**Goal of the exercise**
Reproduce the records below in full and exactly, without their images.

**Source material**
▽

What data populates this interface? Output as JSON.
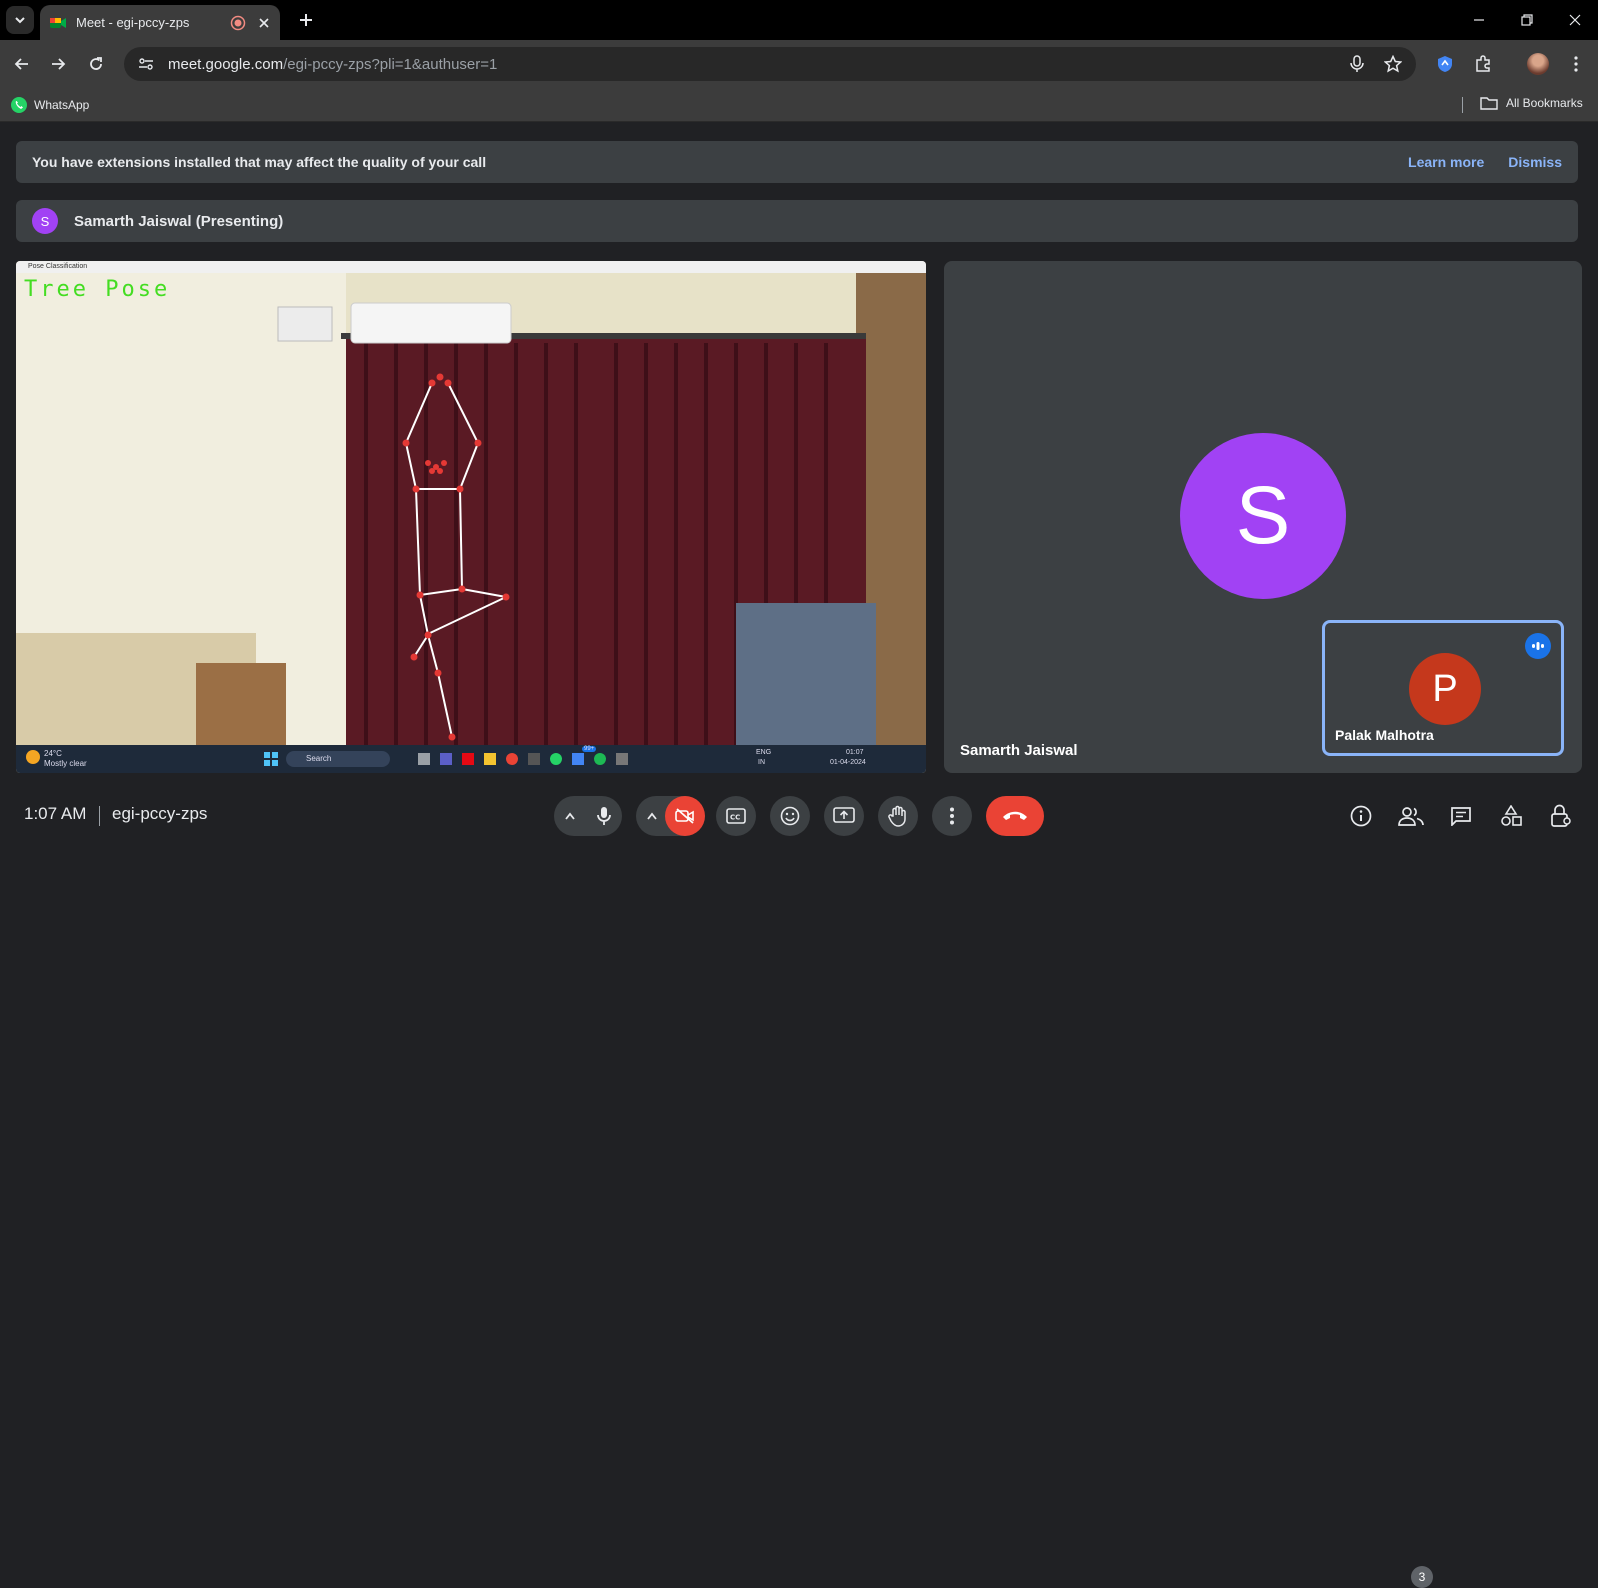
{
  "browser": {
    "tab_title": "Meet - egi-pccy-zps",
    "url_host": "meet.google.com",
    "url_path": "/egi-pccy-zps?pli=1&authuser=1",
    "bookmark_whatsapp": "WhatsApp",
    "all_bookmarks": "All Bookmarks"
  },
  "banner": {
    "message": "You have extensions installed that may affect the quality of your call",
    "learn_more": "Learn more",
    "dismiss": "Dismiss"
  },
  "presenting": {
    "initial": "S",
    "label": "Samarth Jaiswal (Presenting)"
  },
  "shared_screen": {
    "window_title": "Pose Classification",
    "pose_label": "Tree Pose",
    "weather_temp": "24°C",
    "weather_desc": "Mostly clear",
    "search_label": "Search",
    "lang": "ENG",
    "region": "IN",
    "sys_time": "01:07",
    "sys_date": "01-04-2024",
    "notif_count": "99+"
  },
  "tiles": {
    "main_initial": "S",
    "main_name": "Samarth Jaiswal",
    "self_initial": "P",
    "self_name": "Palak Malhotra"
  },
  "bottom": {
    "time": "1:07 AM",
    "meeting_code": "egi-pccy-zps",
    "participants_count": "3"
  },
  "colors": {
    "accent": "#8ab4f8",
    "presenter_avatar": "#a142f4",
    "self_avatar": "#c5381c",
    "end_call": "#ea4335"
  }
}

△

**Result**
What data populates this interface? Output as JSON.
{
  "browser": {
    "tab_title": "Meet - egi-pccy-zps",
    "url_host": "meet.google.com",
    "url_path": "/egi-pccy-zps?pli=1&authuser=1",
    "bookmark_whatsapp": "WhatsApp",
    "all_bookmarks": "All Bookmarks"
  },
  "banner": {
    "message": "You have extensions installed that may affect the quality of your call",
    "learn_more": "Learn more",
    "dismiss": "Dismiss"
  },
  "presenting": {
    "initial": "S",
    "label": "Samarth Jaiswal (Presenting)"
  },
  "shared_screen": {
    "window_title": "Pose Classification",
    "pose_label": "Tree Pose",
    "weather_temp": "24°C",
    "weather_desc": "Mostly clear",
    "search_label": "Search",
    "lang": "ENG",
    "region": "IN",
    "sys_time": "01:07",
    "sys_date": "01-04-2024",
    "notif_count": "99+"
  },
  "tiles": {
    "main_initial": "S",
    "main_name": "Samarth Jaiswal",
    "self_initial": "P",
    "self_name": "Palak Malhotra"
  },
  "bottom": {
    "time": "1:07 AM",
    "meeting_code": "egi-pccy-zps",
    "participants_count": "3"
  },
  "colors": {
    "accent": "#8ab4f8",
    "presenter_avatar": "#a142f4",
    "self_avatar": "#c5381c",
    "end_call": "#ea4335"
  }
}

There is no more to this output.